NOM BLOG

Differing Opinions Are Not Welcome at John Hopkins University

 

Andrew Guernsey, a political science and classics major at John Hopkins University, reports via National Review that John Hopkins has launched another attack on individuals who hold conservative beliefs. This week, JHU’s student government voted to ban any hypothetical future Chick-fil-A outlet from their campus.

The student government allegedly disagrees with the personal opinions of the fast food chain’s owner on the topic of marriage. Guernsey, president of the student group Johns Hopkins University Voice for Life, explains why the student government’s decision is so dangerous:

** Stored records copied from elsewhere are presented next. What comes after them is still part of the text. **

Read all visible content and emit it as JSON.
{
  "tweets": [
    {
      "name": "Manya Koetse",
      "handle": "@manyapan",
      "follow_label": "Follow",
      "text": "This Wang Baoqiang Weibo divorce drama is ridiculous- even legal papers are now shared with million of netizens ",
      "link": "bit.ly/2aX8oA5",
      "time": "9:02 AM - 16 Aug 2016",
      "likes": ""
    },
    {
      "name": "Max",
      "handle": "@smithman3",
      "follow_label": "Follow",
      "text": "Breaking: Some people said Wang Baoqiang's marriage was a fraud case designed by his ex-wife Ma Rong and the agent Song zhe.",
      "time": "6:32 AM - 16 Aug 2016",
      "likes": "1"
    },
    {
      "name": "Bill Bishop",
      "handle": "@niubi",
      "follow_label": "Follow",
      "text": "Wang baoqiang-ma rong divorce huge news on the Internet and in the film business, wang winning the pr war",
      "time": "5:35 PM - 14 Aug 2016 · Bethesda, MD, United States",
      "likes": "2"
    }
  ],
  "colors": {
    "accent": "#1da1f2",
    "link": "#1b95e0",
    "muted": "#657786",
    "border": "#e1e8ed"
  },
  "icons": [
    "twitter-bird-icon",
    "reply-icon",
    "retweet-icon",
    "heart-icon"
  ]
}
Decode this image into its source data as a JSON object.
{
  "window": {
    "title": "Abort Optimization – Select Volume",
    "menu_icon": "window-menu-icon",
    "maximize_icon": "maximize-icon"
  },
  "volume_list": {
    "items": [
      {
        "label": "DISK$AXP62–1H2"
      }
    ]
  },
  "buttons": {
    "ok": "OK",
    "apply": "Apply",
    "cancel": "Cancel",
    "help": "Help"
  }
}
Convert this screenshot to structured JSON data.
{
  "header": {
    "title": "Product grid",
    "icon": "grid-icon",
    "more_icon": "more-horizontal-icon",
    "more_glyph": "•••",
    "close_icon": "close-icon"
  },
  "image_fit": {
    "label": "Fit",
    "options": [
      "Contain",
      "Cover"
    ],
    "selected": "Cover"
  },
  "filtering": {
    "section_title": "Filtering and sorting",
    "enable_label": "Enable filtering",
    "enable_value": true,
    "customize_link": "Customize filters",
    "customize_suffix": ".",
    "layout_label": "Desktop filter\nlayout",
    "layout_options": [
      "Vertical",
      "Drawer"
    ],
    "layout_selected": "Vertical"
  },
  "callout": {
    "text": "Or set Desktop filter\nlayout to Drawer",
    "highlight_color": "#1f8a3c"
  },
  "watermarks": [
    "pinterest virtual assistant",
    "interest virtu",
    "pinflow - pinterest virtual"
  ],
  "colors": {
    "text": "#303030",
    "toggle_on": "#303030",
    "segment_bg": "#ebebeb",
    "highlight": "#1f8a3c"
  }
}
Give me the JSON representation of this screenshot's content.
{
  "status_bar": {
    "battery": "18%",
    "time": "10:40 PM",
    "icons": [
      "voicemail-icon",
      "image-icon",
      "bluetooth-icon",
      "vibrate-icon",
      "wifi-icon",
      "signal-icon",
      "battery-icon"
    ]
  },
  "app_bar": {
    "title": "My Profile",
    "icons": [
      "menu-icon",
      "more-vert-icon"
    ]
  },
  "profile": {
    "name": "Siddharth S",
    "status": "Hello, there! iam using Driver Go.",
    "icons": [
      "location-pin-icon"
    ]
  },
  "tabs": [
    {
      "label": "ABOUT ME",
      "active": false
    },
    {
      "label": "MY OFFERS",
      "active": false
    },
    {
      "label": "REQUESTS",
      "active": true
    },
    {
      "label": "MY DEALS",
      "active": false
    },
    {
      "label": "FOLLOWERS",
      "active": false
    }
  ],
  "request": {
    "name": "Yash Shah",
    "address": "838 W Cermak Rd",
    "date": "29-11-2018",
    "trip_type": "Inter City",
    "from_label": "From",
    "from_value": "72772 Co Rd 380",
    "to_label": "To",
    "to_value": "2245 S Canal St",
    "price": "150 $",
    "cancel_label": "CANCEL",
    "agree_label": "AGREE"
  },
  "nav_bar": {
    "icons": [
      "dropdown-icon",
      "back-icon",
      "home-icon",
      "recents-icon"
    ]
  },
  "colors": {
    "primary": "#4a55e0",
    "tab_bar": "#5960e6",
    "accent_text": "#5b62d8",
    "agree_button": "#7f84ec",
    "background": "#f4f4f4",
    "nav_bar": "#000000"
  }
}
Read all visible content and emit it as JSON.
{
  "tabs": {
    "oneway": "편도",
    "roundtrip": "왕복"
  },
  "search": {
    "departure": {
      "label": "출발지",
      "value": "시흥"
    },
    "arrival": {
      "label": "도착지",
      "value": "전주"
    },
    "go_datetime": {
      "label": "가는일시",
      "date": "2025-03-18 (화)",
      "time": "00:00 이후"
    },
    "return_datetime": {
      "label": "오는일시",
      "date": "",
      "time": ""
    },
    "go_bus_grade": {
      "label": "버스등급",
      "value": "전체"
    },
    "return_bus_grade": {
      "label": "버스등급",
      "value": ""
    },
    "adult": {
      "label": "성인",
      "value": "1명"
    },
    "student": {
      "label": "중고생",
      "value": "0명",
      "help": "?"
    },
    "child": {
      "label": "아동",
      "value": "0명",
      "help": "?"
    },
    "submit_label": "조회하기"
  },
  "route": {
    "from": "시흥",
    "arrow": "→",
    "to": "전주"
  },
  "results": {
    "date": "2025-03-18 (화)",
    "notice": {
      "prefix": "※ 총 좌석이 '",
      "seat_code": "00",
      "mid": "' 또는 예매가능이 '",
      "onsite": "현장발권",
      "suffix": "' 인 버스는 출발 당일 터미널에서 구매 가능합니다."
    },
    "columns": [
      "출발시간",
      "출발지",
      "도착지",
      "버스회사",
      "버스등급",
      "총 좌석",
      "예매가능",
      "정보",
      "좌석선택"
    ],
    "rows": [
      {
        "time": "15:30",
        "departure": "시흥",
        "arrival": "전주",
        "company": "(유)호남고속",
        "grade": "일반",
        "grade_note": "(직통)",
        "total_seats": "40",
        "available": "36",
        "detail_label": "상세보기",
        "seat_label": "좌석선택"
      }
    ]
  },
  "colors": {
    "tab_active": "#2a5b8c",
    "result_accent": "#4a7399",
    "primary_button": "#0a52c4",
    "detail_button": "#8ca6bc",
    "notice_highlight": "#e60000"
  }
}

ThinkstockPhotos-187643976The student government’s vote went beyond merely expressing support for same-sex marriage. The Chick-fil-A ban seeks to introduce unprecedented discrimination against companies owned by religious conservatives into the university’s contracting policies, even though only a few years ago, prominent liberals like Democratic front-runner Hillary Clinton and President Barack Obama had held the same views on marriage. In banning Chick-fil-A from campus for “homophobia,” the JHU student government is only a short step from similarly giving the boot to socially conservative Christian, Catholic, Muslim, Orthodox, and Jewish student groups from campus, as we have seen happen at Vanderbilt University, the 23 campuses of California State University, and others throughout the country.

In a free-market economy, the company that makes the best food at the lowest price usually wins more business. At a university, the robust free market of thought similarly should allow the best ideas to win out in an unfettered debate. The Chick-fil-A ban hurts both types of free market on campus. If the argument for redefining marriage into a genderless contract for any two consenting adults is so strong, then advocates for it should not need the student government’s version of the thought police to silence dissenting voices.

Guernsey is absolutely correct: silencing dissenting voices is an affront to the American university system. JHU’s message is crystal clear: any students who disagree with their opinion are not welcome on Johns Hopkins' campus. It is no shock, but it is a shame. There are many brilliant students at JHU who should be given the opportunity to hear both sides of an argument and make the decision for themselves. While Johns Hopkins may have seemingly “silenced” potential dissenting voices, it won’t last.

Truth can never be fully silenced nor destroyed. The student government at Hopkins can spin their decisions any way they want, but sharp students like Guernsey can see exactly what their real intention is: discrimination, all in the name of “tolerance.”